Requirement -> Once the pictures are set aside, reproduce all of the records exactly.

►

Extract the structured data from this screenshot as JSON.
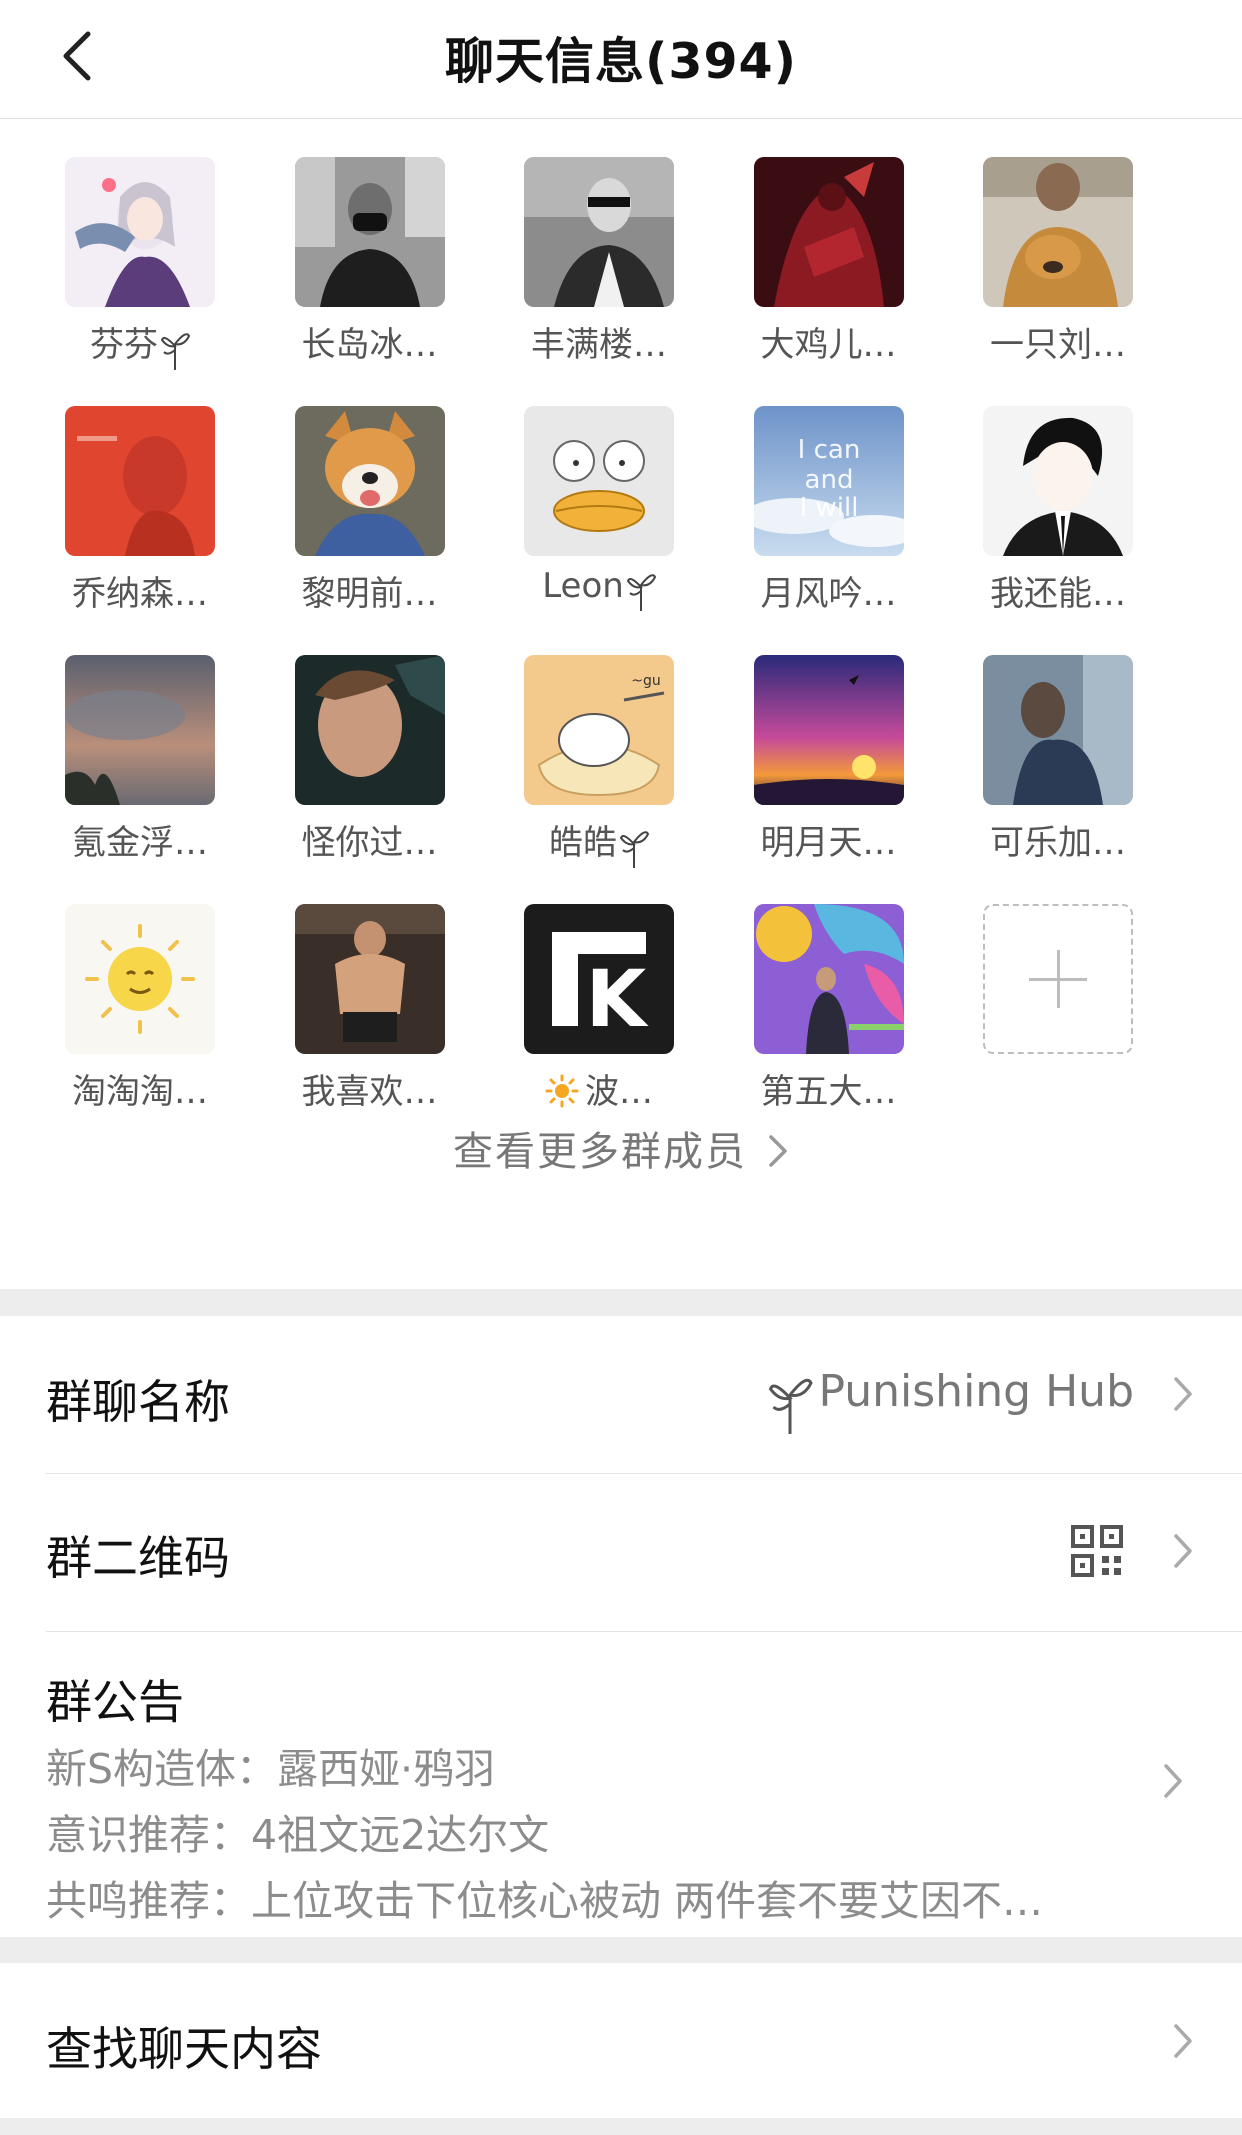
{
  "header": {
    "title": "聊天信息(394)",
    "back_icon": "chevron-left-icon"
  },
  "members": [
    {
      "name": "芬芬",
      "badge": "plant"
    },
    {
      "name": "长岛冰…",
      "badge": ""
    },
    {
      "name": "丰满楼…",
      "badge": ""
    },
    {
      "name": "大鸡儿…",
      "badge": ""
    },
    {
      "name": "一只刘…",
      "badge": ""
    },
    {
      "name": "乔纳森…",
      "badge": ""
    },
    {
      "name": "黎明前…",
      "badge": ""
    },
    {
      "name": "Leon",
      "badge": "plant"
    },
    {
      "name": "月风吟…",
      "badge": ""
    },
    {
      "name": "我还能…",
      "badge": ""
    },
    {
      "name": "氪金浮…",
      "badge": ""
    },
    {
      "name": "怪你过…",
      "badge": ""
    },
    {
      "name": "皓皓",
      "badge": "plant"
    },
    {
      "name": "明月天…",
      "badge": ""
    },
    {
      "name": "可乐加…",
      "badge": ""
    },
    {
      "name": "淘淘淘…",
      "badge": ""
    },
    {
      "name": "我喜欢…",
      "badge": ""
    },
    {
      "name": "波…",
      "badge": "sun"
    },
    {
      "name": "第五大…",
      "badge": ""
    }
  ],
  "avatar_texts": {
    "moon_wind": "I can and I will",
    "tk_logo": "K",
    "cat_bubble": "~gu"
  },
  "more_members_label": "查看更多群成员",
  "settings": {
    "group_name": {
      "label": "群聊名称",
      "value": "Punishing Hub"
    },
    "qr_code": {
      "label": "群二维码"
    },
    "notice": {
      "label": "群公告",
      "lines": [
        "新S构造体：露西娅·鸦羽",
        "意识推荐：4祖文远2达尔文",
        "共鸣推荐：上位攻击下位核心被动 两件套不要艾因不…"
      ]
    },
    "search_history": {
      "label": "查找聊天内容"
    }
  }
}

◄

Exercise answer ->
Extract the structured data from this screenshot as JSON.
{
  "header": {
    "title": "聊天信息(394)",
    "back_icon": "chevron-left-icon"
  },
  "members": [
    {
      "name": "芬芬",
      "badge": "plant"
    },
    {
      "name": "长岛冰…",
      "badge": ""
    },
    {
      "name": "丰满楼…",
      "badge": ""
    },
    {
      "name": "大鸡儿…",
      "badge": ""
    },
    {
      "name": "一只刘…",
      "badge": ""
    },
    {
      "name": "乔纳森…",
      "badge": ""
    },
    {
      "name": "黎明前…",
      "badge": ""
    },
    {
      "name": "Leon",
      "badge": "plant"
    },
    {
      "name": "月风吟…",
      "badge": ""
    },
    {
      "name": "我还能…",
      "badge": ""
    },
    {
      "name": "氪金浮…",
      "badge": ""
    },
    {
      "name": "怪你过…",
      "badge": ""
    },
    {
      "name": "皓皓",
      "badge": "plant"
    },
    {
      "name": "明月天…",
      "badge": ""
    },
    {
      "name": "可乐加…",
      "badge": ""
    },
    {
      "name": "淘淘淘…",
      "badge": ""
    },
    {
      "name": "我喜欢…",
      "badge": ""
    },
    {
      "name": "波…",
      "badge": "sun"
    },
    {
      "name": "第五大…",
      "badge": ""
    }
  ],
  "avatar_texts": {
    "moon_wind": "I can and I will",
    "tk_logo": "K",
    "cat_bubble": "~gu"
  },
  "more_members_label": "查看更多群成员",
  "settings": {
    "group_name": {
      "label": "群聊名称",
      "value": "Punishing Hub"
    },
    "qr_code": {
      "label": "群二维码"
    },
    "notice": {
      "label": "群公告",
      "lines": [
        "新S构造体：露西娅·鸦羽",
        "意识推荐：4祖文远2达尔文",
        "共鸣推荐：上位攻击下位核心被动 两件套不要艾因不…"
      ]
    },
    "search_history": {
      "label": "查找聊天内容"
    }
  }
}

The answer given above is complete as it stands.